Dr Hayden Kwok Hay So is a computer engineer whose main research interest is in the area of reconfigurable computing using Field Programmable Gate Array (FPGA) and Graphics Processing Unit (GPU). His current work focuses on applying reconfigurable computing techniques in data-centre settings to improve their power-efficiencies. An FPGA is an integrated circuit that allows its functionality to be changed or reconfigured during its lifetime. This enables the user to create specific computing features required for target applications. With GPU computing, the graphic display card of a computer originally designed for processing on-screen graphics is used for general-purpose computing instead, this can be very power efficient as it delivers considerable computation without much power increment. A data-centre is a large construction housing thousands and thousands of computers, which performs computations that support modern IT infrastructures. Google and Facebook are examples of companies that operate large-scale data-centres.

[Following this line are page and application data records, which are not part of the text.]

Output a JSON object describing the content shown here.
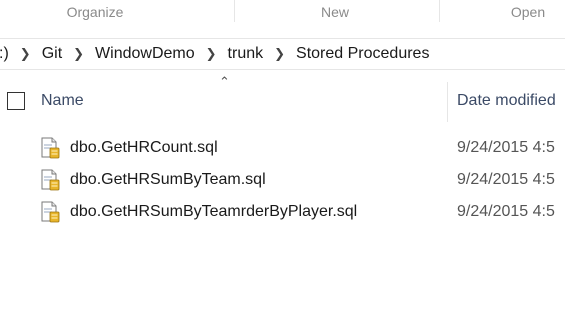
{
  "ribbon": {
    "groups": [
      "Organize",
      "New",
      "Open"
    ]
  },
  "address": {
    "crumbs": [
      ":)",
      "Git",
      "WindowDemo",
      "trunk",
      "Stored Procedures"
    ]
  },
  "columns": {
    "name": "Name",
    "date": "Date modified"
  },
  "files": [
    {
      "name": "dbo.GetHRCount.sql",
      "date": "9/24/2015 4:5"
    },
    {
      "name": "dbo.GetHRSumByTeam.sql",
      "date": "9/24/2015 4:5"
    },
    {
      "name": "dbo.GetHRSumByTeamrderByPlayer.sql",
      "date": "9/24/2015 4:5"
    }
  ]
}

Meeting the power consumption demands of such data-centres is a major challenge. Not only does high power consumption incur significant engineering challenges to heat removal, it also decreases the reliability of a system, raises operating cost, and most importantly, increases the burden on our environment. Unfortunately, the power consumption of a system usually rises with increased computer performance; and demand for computing power will only intensify in the future. The challenge for computer engineers therefore, is to search for alternative system architectures that may deliver the never-ending demand for computer performance without significant increases in power consumption. So is investigating potential solutions to this problem, one of these is whether using FPGA’s or alternative computing devices can improve performance without leading to a substantial escalation in power.
Another focus of So’s research is on narrowing the knowledge gap between the theoretical aspects of computer engineering and the user. One area that requires substantial computing power is medical imaging. So introduced his colleagues at the University of Hong Kong to the benefits of FPGAs and GPUs and collaborated with them to set up working systems to achieve the optimum level of performance required. By building collaborative networks like these, So seeks to transmit the theory into the practical domain, thereby bridging the gap and bringing people into “the beautiful world of reconfigurable computing”.

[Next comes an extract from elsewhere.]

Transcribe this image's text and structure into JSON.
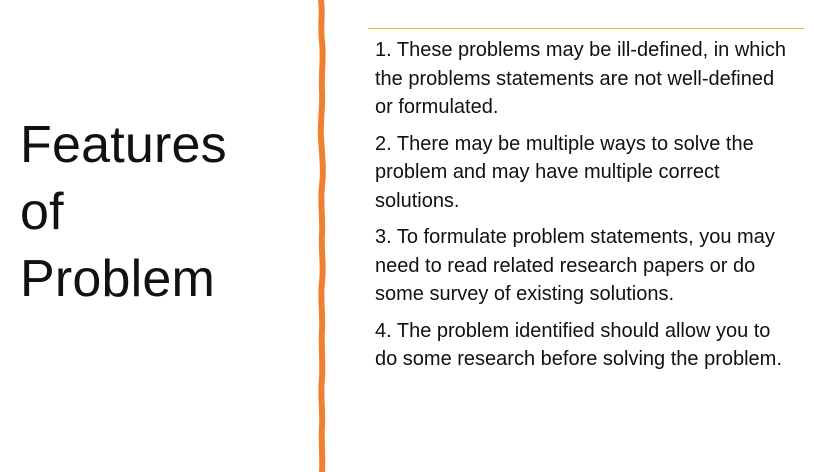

Hayden So obtained his B.S. in Electrical Engineering and Computer Sciences (1998), his M.S. (2000) and his PhD (2007) at the University of California, Berkeley. He joined the University of Hong Kong in 2007 where he is currently Assistant Professor. His research has appeared in publications such as ACM Transactions on Embedded Computing Systems (TECS), IEEE Micro, ACM Computer Architecture News, International Journal of Circuit Theory and Applications (IJCTA), and IEEE Transactions on Consumer Electronics.